It’s been months since you and your ex broke up, but the emotional turmoil is still present every time you hear the song you shared. It drives you to vivid memories of the moment that changed your outlook on life. Your capacity to see fierce love in the gaze of their eyes emerges in your mind now. Your senses are overwhelmed, you start to loose breathe, your pupils dilate, vision blurs and tears begin falling.
You are paralyzed, but your will to move forward encourages you to delete your special song from your library. You are facing life as a newly single person, and this is just one of the many adjustments you will have to make. You’ve been told adversity can lead to personal growth, self-discovery, and a fulfilling life. Here’s to hoping.
You message friends to distract you from your loneliness, your pain, and more, your fear. But, damn, it’s difficult to reorient your perspective when you can’t seem to relinquish these lyrics from your lips.
This is the most difficult transition you’ll make in your life. You are the only person who will understand your connection to the person you shared your previous life with, and you want to keep those good memories around, even if they blur the murky days. You begrudgingly repurchase the song before the tears have stopped. Your world is intact. You are still just as addicted to your ex as you were this morning.
Science tells us that there are classic symptoms you and your ex are going through after you break up that are very similar to the way an addicted mind withdrawals.
This is what the brain is doing as you are going through your personal saga:

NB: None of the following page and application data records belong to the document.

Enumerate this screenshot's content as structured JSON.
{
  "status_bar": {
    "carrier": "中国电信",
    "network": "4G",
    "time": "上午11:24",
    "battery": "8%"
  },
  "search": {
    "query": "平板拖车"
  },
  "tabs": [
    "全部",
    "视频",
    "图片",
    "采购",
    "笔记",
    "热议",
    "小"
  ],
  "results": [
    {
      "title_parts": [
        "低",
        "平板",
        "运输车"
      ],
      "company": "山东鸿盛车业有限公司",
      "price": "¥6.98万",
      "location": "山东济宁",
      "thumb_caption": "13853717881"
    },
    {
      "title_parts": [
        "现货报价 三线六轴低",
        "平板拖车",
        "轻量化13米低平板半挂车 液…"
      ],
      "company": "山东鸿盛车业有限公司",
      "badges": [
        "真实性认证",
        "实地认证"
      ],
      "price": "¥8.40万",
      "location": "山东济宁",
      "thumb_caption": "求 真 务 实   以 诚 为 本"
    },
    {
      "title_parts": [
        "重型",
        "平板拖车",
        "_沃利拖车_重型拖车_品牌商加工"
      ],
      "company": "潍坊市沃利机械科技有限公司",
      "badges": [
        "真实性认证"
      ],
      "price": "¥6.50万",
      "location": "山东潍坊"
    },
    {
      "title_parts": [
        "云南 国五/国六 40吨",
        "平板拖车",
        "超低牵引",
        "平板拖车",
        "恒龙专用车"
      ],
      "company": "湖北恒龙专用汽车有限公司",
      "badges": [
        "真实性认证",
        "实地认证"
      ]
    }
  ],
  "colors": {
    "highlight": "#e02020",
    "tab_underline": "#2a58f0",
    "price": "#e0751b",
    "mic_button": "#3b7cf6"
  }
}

- Being in love fills your brain with dopamine, the “pleasure chemical."? Dopamine levels also increase with stimulants such as cocaine and methamphetamines. This is often why people feel “addicted"? to their lover and crave them in their absence.
- According to researchers from Stony Brook University, your inability to let go can be blamed on your nucleus accumbens, the area of your brain associated with reward, which researchers believe is fostering that addiction to your ex.
- Every time you are reminded of your ex, you are triggering your brain to make connections in association with your ex lover. Reseaercher Ronald Kotulak describes how the brain thrives on feedback from its environment. It wires itself into a thinking and emotional organ from the things it experiences – the sounds, sights, touches, smells, and tastes that come its way.
- The brain uses the same pathways to feel physical and emotional pain. One study showed that the same pain centers lit up when a person had a hot probe placed on their forearm as they did when looking at a picture of someone who rejected them.
- When you look at images of your ex lover, regions of the brain associated with nicotine addiction, physical pain, distress, and attachment are aroused. According to Dr. Helen Fisher, "You just crave this person. You're willing to do crazy things, stupid things." Just as a person would while fighting a drug addiction, she said, a lovelorn person obsesses, craves and distorts reality.
- The lust system (libido or sex drive), is distinguished by craving for sexual gratification and is largely associated with the hormones estrogen and testosterone in both men and women.
- The attraction system promotes focused attention, intrusive or obsessive thoughts about the object of desire, feelings of exhilaration, and so on, and is associated primarily with adrenaline, dopamine, and serotonin.
- The attachment or pair-bonding system inspires feelings of calm and security, fosters a range of relationship-protective behaviors, and is associated mainly with the neuropeptides oxytocin and vasopressin.
- If you have a fight or put up a fight, you will feel stress— and release cortisol.
- “Broken heart syndrome"? is a real condition also known as stress-induced cardiomyopathy that causes a temporary enlargement of the heart that in extreme cases can be fatal. It’s far more common in women than in men.
Treat your heartache like an addiction, and get over it with the same principles. This means no physical contact with your ex, no talking, no looking at pictures, no special songs, books, movies, television shows, walking routes, favorite parks, date restaurants, perfumes, hairstyles, or articles of clothing that brought you together. Fisher claims that her study proves that as more time passes, activity in the parts of the brain associated with attachment and addiction decrease.
To help you celebrate your new life, welcome the new you!